Exclamation point Newsletter
Subscribe to our newsletter,
The Exclamation Point!
NPD logo

“The writer who neglects punctuation, or mispunctuates, is liable to be misunderstood.... For the want of merely a comma, it often occurs that an axiom appears a paradox, or that a sarcasm is converted into a sermonoid.”
Edgar Allan Poe, “Marginalia,” Graham’s Magazine, Feb. 1848


You can use brackets to include explanatory words or phrases within quoted language:
Lew Perkins, the Director of Athletic Programs, said, “Pumita Espinoza, the new soccer coach [at Notre Dame Academy] is going to be a real winner.”

If you are quoting material and you’ve had to change the capitalization of a word or change a pronoun to make the material fit into your sentence, enclose that changed letter or word(s) within brackets:
Espinoza charged her former employer with “falsification of [her] coaching record.”

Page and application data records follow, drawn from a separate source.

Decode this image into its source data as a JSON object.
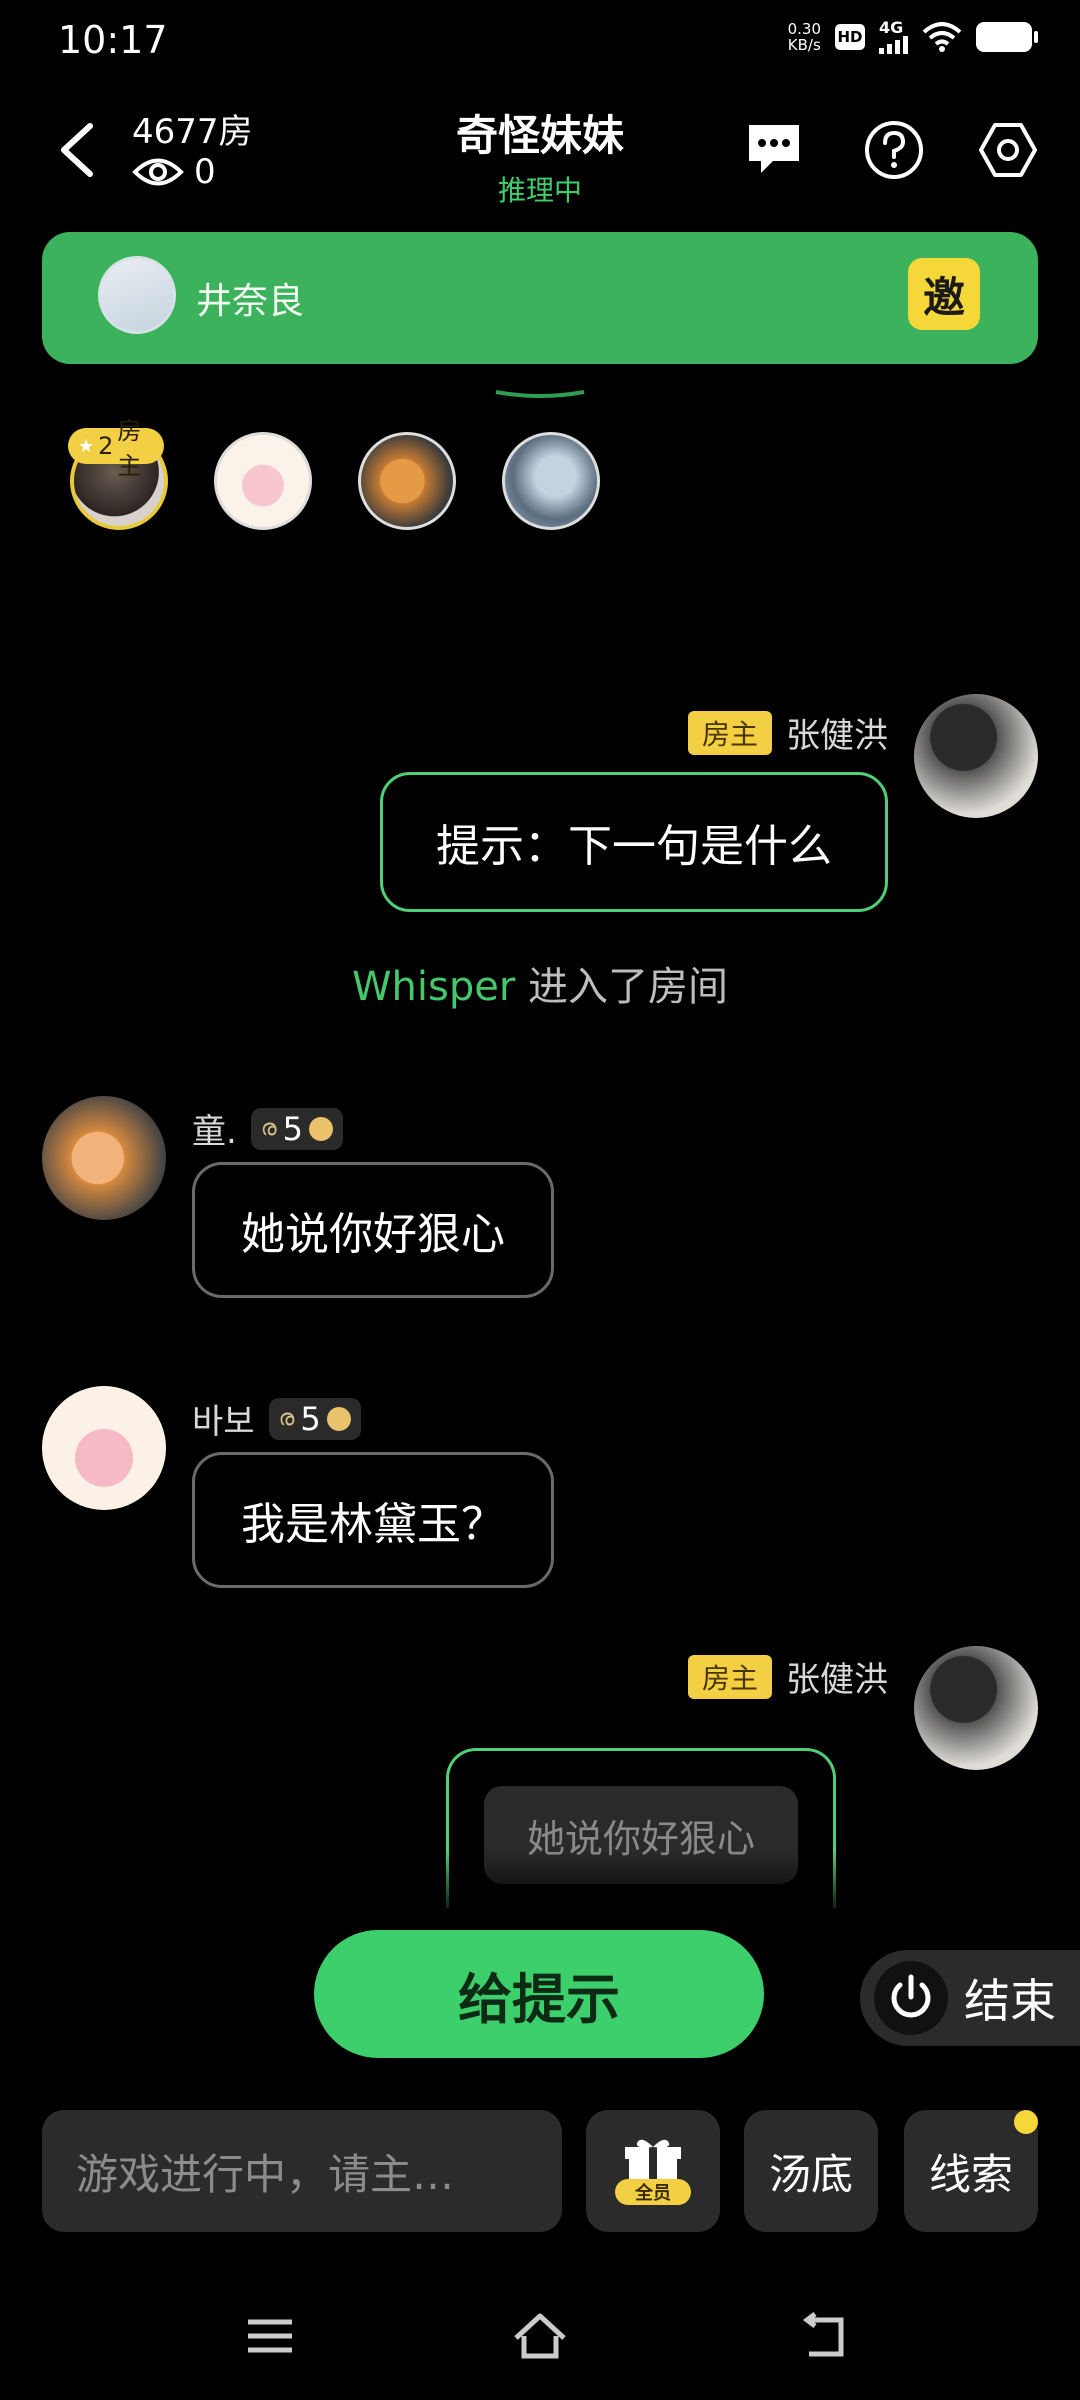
{
  "status_bar": {
    "time": "10:17",
    "net_speed_value": "0.30",
    "net_speed_unit": "KB/s",
    "hd": "HD",
    "network": "4G"
  },
  "header": {
    "room_number": "4677房",
    "viewer_count": "0",
    "title": "奇怪妹妹",
    "status": "推理中"
  },
  "banner": {
    "name": "井奈良",
    "invite_label": "邀"
  },
  "members": {
    "host_tag_count": "2",
    "host_tag_label": "房主"
  },
  "messages": [
    {
      "sender": "张健洪",
      "badge": "房主",
      "text": "提示：下一句是什么"
    },
    {
      "sender": "童.",
      "level": "5",
      "text": "她说你好狠心"
    },
    {
      "sender": "바보",
      "level": "5",
      "text": "我是林黛玉？"
    },
    {
      "sender": "张健洪",
      "badge": "房主",
      "text": "她说你好狠心"
    }
  ],
  "system_message": {
    "who": "Whisper",
    "text": " 进入了房间"
  },
  "actions": {
    "hint_label": "给提示",
    "end_label": "结束"
  },
  "input_bar": {
    "placeholder": "游戏进行中，请主…",
    "gift_badge": "全员",
    "soup_label": "汤底",
    "clue_label": "线索"
  },
  "colors": {
    "accent_green": "#3ecf6d",
    "banner_green": "#3cb25c",
    "host_badge_yellow": "#f3cf43",
    "invite_yellow": "#f6d73a"
  }
}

Also within quotations, you could enclose [sic] within brackets to show that misspelled words or inappropriately used words are not your own typos or blunders but are part of an accurately rendered quotation:
Reporters found three mispelings [sic] in the report.

You can use brackets to include parenthetical material inside parenthetical material:
Chernwell was poet laureate of Bermuda, (a largely honorary position [unpaid]), for 10 years.

— Capital Community College Foundation
Guide to Grammar and Writing —

Provide an explanation if the author uses something your audience isn’t likely to understand — “The first words of Joyce’s ‘Stately, plump Buck Mulligan’ are Introibo ad altare dei [‘I will go to the altar of God’].” You might need to supply a detail not in the original quotation, especially if your reader is likely to be confused: “As Fairbanks notes, ‘The death of three civil rights workers in Philadelphia [Mississippi] marked a turning point.’” You might also provide a first name: “It was [George] Eliot’s most successful work.” Always the question is whether the clarification will help your audience.

If you’re changing a single word or a short phrase, especially a pronoun, and the word isn’t especially interesting in its own right, it’s okay to omit the original and replace it with the bracketed interpolation: you can change “In that year, after much deliberation, he issued the Emancipation Proclamation” to “In [1862], after much deliberation, [Lincoln] issued the Emancipation Proclamation.”

— Lynch, Guide to Grammar and Style —

For information about usage of brackets, click here to consult one of the many style books listed on the Resources page


Contact Jeff Rubin for more information about punctuation
(510) 724-9507